I knew at an early age that I wanted to make a career out of writing about games, and now I have. You'll find most of my stuff right here on HonestGamers, of course, but don't be surprised if my name pops up elsewhere. Living out my dream keeps me very busy, and I wouldn't have it any other way!
The classic shooter is back with new content from its original creators.
It's hard to believe, but Duke Nukem 3D is already twenty years old. Gearbox Software, which currently owns the IP, was hardly likely to let such an important anniversary pass without comment, and there's no better comment than a fresh new release with new extras.
Headed to gamers on October 11, 2016, Duke Nukem 3D: 20th Anniversary Edition World Tour will carry an MSRP of $19.99. It is headed for both Xbox One and Windows PC, and will include the following "all-new" content:
Forget my two front teeth. THIS is what I want for Christmas!
Take out your old NES deck and blow the dust off it. Plug it in, possibly using an adapter because your new TV only has HDMI and maybe component inputs. Insert the cartridge. Power the unit on, and be treated to pure bliss in the form of... a blinking screen.
Sometimes, retro gaming can suck. It's worth the trouble, absolutely, but sometimes it really can suck. Fortunately, there are solutions. Nintendo has made Virtual Console available on the Wii and Wii U, for instance, opening up a library of great games from yesteryear without the need to blow out dusty contacts (which actually can damage your precious cartridges, over time) and browse sketchy pawn shops. And now, Nintendo has taken things one convenient step further with the introduction of the Mini Collector's Edition NES.
My account was hacked. So it's a good time to be vigilant.
This morning, I woke up to find that I couldn't log into my account. I checked possible causes and found that someone managed to take control of my account, changed the password and name, and (for some reason) updated pickhut's Mighty No. 9 review so that a different author's name was attached and it was posted as a staff review (along with an addendum at the top, attributed to the interloper).
That's one more milestone out of the way. Oh, and I made another tweak to the blogs, too!
The picture accompanying this post tells the story: I just graduated from the local community college with my Associate of Arts Oregon Transfer degree, which means I'm now cleared to continue my education at any four-year college in the state. I'll actually be attending an out-of-state college online, to get my Bachelor of Arts degree in Education. So that means plenty more studying and complaining, but yesterday was still a big deal.

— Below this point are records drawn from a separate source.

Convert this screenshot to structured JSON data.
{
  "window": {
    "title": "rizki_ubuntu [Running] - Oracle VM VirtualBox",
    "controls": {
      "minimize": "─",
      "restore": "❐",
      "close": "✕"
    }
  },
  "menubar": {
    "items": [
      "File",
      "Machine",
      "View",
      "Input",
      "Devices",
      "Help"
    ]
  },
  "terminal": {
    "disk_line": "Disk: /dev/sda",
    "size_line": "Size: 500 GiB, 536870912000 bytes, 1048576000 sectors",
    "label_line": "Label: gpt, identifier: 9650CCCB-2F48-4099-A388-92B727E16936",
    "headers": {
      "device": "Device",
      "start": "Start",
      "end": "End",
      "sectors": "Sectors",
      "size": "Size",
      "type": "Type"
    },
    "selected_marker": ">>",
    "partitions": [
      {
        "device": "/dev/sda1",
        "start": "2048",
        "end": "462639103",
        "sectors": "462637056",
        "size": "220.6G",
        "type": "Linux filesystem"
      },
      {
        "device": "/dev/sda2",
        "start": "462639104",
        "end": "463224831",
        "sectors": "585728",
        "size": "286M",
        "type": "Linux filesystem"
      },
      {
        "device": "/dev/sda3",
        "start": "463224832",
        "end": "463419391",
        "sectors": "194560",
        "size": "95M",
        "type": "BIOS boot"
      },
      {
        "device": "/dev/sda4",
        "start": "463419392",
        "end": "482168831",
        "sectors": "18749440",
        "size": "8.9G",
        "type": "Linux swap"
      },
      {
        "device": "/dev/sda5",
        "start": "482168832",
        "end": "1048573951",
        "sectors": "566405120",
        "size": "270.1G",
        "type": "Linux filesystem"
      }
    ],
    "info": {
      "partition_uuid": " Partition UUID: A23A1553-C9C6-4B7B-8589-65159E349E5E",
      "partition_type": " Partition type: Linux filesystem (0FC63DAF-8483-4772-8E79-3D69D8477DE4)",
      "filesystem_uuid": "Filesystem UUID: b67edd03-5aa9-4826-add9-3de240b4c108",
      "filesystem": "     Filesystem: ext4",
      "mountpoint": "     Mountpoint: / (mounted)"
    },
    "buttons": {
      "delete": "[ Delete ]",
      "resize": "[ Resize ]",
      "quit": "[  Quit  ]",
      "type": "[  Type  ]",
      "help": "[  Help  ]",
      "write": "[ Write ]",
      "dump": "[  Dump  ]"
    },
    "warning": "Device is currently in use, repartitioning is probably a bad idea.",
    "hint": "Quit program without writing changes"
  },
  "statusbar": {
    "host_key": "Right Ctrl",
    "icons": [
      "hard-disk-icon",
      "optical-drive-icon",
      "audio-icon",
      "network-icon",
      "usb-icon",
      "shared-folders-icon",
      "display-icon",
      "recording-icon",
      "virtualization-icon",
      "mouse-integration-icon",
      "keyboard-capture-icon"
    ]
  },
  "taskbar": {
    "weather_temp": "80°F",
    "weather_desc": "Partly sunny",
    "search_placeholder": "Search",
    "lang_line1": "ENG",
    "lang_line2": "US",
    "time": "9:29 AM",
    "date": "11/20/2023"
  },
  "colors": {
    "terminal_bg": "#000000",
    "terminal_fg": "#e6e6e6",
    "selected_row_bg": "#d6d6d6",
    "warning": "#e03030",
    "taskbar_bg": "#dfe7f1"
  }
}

If you can see this one in a theater, do that. It's the perfect blockbuster to kick off your summer.
"The Nice Guys" is well aware of the decade in which its story belongs. The filmmakers could have gone with the 80s, or the 90s, and the combination of sex, drugs, cars and violence would still have worked, but in the 70s it all feels just about perfect. Technology, politics and social norms tie everything together beautifully, and the result is thoroughly entertaining.
Jackson Healy (Russell Crowe) is what you might call an enforcer. He lacks a private investigator's license, but that doesn't prevent him from getting results for his clients as he unofficially sends a "message" (courtesy of his brass knuckles) to anyone who steps out of line.
I've made some improvements to a couple of areas of the site, so I might as well talk them up!
Right now, I should be studying for my Geology 203 class. The semester's first test is coming up on Monday, and I expect to do horribly. So of course, I'm finding it difficult to buckle down and study. Instead, I made some overdue improvements to areas of the site that a lot of folks won't even notice. So I decided to make a post about them.
The first improvement is the most significant. I've updated the site's interface for browsing game listings. The series of slight tweaks is as follows:
Here are 42 additional NES games I would like to obtain before I stop collecting stuff for that system.
I wasn't initially planning to, but today I went ahead and put together a list of the NES games I still want to obtain, to go with my SNES wish list. It is 42 titles long (after occasional edits to remove titles I have purchased since initially making this post), and when combined with the stuff I already have, will take my collection to a total of around 300 titles.